Task instructions
Copy the data precisely, character for character, and leave out every picture.
◆ ◆ ◆ ◆ ◆
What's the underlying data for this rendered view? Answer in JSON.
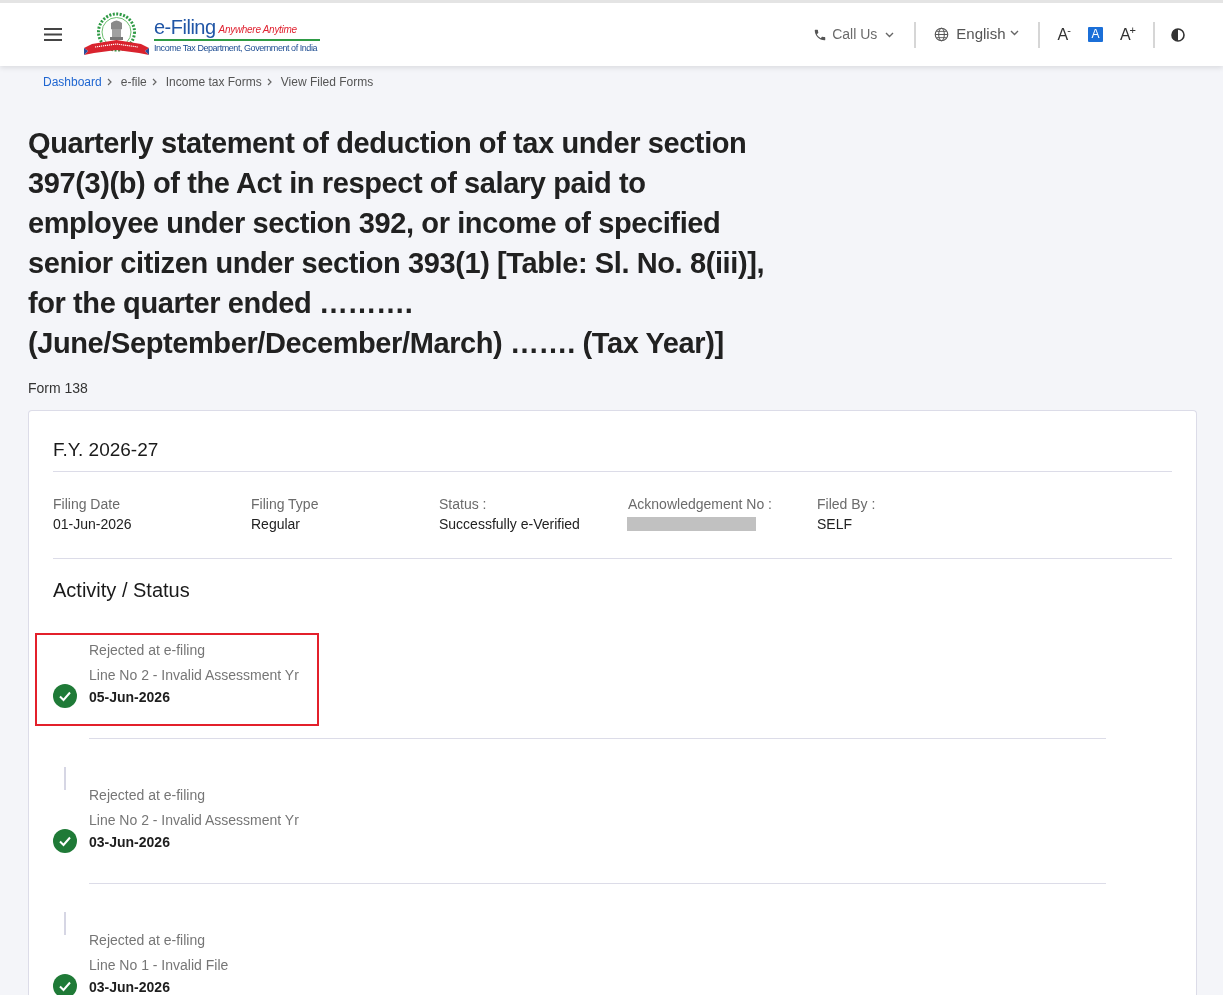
{
  "header": {
    "logo": {
      "title": "e-Filing",
      "tagline": "Anywhere Anytime",
      "subtitle": "Income Tax Department, Government of India"
    },
    "call_us": {
      "label": "Call Us"
    },
    "language": {
      "label": "English"
    },
    "font_controls": [
      {
        "label": "A$^{-}$",
        "selected": false
      },
      {
        "label": "A",
        "selected": true
      },
      {
        "label": "A$^{+}$",
        "selected": false
      }
    ]
  },
  "breadcrumb": [
    {
      "label": "Dashboard",
      "kind": "link"
    },
    {
      "label": "e-file",
      "kind": "plain"
    },
    {
      "label": "Income tax Forms",
      "kind": "plain"
    },
    {
      "label": "View Filed Forms",
      "kind": "plain"
    }
  ],
  "page": {
    "title": "Quarterly statement of deduction of tax under section 397(3)(b) of the Act in respect of salary paid to employee under section 392, or income of specified senior citizen under section 393(1) [Table: Sl. No. 8(iii)], for the quarter ended ………. (June/September/December/March) ……. (Tax Year)]",
    "form": "Form 138"
  },
  "card": {
    "heading": "F.Y. 2026-27",
    "fields": [
      {
        "label": "Filing Date",
        "value": "01-Jun-2026",
        "kind": "text"
      },
      {
        "label": "Filing Type",
        "value": "Regular",
        "kind": "text"
      },
      {
        "label": "Status :",
        "value": "Successfully e-Verified",
        "kind": "text"
      },
      {
        "label": "Acknowledgement No :",
        "kind": "redacted"
      },
      {
        "label": "Filed By :",
        "value": "SELF",
        "kind": "text"
      }
    ],
    "activity": {
      "heading": "Activity / Status",
      "items": [
        {
          "status": "Rejected at e-filing",
          "detail": "Line No 2 - Invalid Assessment Yr",
          "date": "05-Jun-2026",
          "highlighted": true
        },
        {
          "status": "Rejected at e-filing",
          "detail": "Line No 2 - Invalid Assessment Yr",
          "date": "03-Jun-2026",
          "highlighted": false
        },
        {
          "status": "Rejected at e-filing",
          "detail": "Line No 1 - Invalid File",
          "date": "03-Jun-2026",
          "highlighted": false
        }
      ]
    }
  }
}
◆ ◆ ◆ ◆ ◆
Exercise result
What's the underlying data for this rendered view? Answer in JSON.
{
  "header": {
    "logo": {
      "title": "e-Filing",
      "tagline": "Anywhere Anytime",
      "subtitle": "Income Tax Department, Government of India"
    },
    "call_us": {
      "label": "Call Us"
    },
    "language": {
      "label": "English"
    },
    "font_controls": [
      {
        "label": "A$^{-}$",
        "selected": false
      },
      {
        "label": "A",
        "selected": true
      },
      {
        "label": "A$^{+}$",
        "selected": false
      }
    ]
  },
  "breadcrumb": [
    {
      "label": "Dashboard",
      "kind": "link"
    },
    {
      "label": "e-file",
      "kind": "plain"
    },
    {
      "label": "Income tax Forms",
      "kind": "plain"
    },
    {
      "label": "View Filed Forms",
      "kind": "plain"
    }
  ],
  "page": {
    "title": "Quarterly statement of deduction of tax under section 397(3)(b) of the Act in respect of salary paid to employee under section 392, or income of specified senior citizen under section 393(1) [Table: Sl. No. 8(iii)], for the quarter ended ………. (June/September/December/March) ……. (Tax Year)]",
    "form": "Form 138"
  },
  "card": {
    "heading": "F.Y. 2026-27",
    "fields": [
      {
        "label": "Filing Date",
        "value": "01-Jun-2026",
        "kind": "text"
      },
      {
        "label": "Filing Type",
        "value": "Regular",
        "kind": "text"
      },
      {
        "label": "Status :",
        "value": "Successfully e-Verified",
        "kind": "text"
      },
      {
        "label": "Acknowledgement No :",
        "kind": "redacted"
      },
      {
        "label": "Filed By :",
        "value": "SELF",
        "kind": "text"
      }
    ],
    "activity": {
      "heading": "Activity / Status",
      "items": [
        {
          "status": "Rejected at e-filing",
          "detail": "Line No 2 - Invalid Assessment Yr",
          "date": "05-Jun-2026",
          "highlighted": true
        },
        {
          "status": "Rejected at e-filing",
          "detail": "Line No 2 - Invalid Assessment Yr",
          "date": "03-Jun-2026",
          "highlighted": false
        },
        {
          "status": "Rejected at e-filing",
          "detail": "Line No 1 - Invalid File",
          "date": "03-Jun-2026",
          "highlighted": false
        }
      ]
    }
  }
}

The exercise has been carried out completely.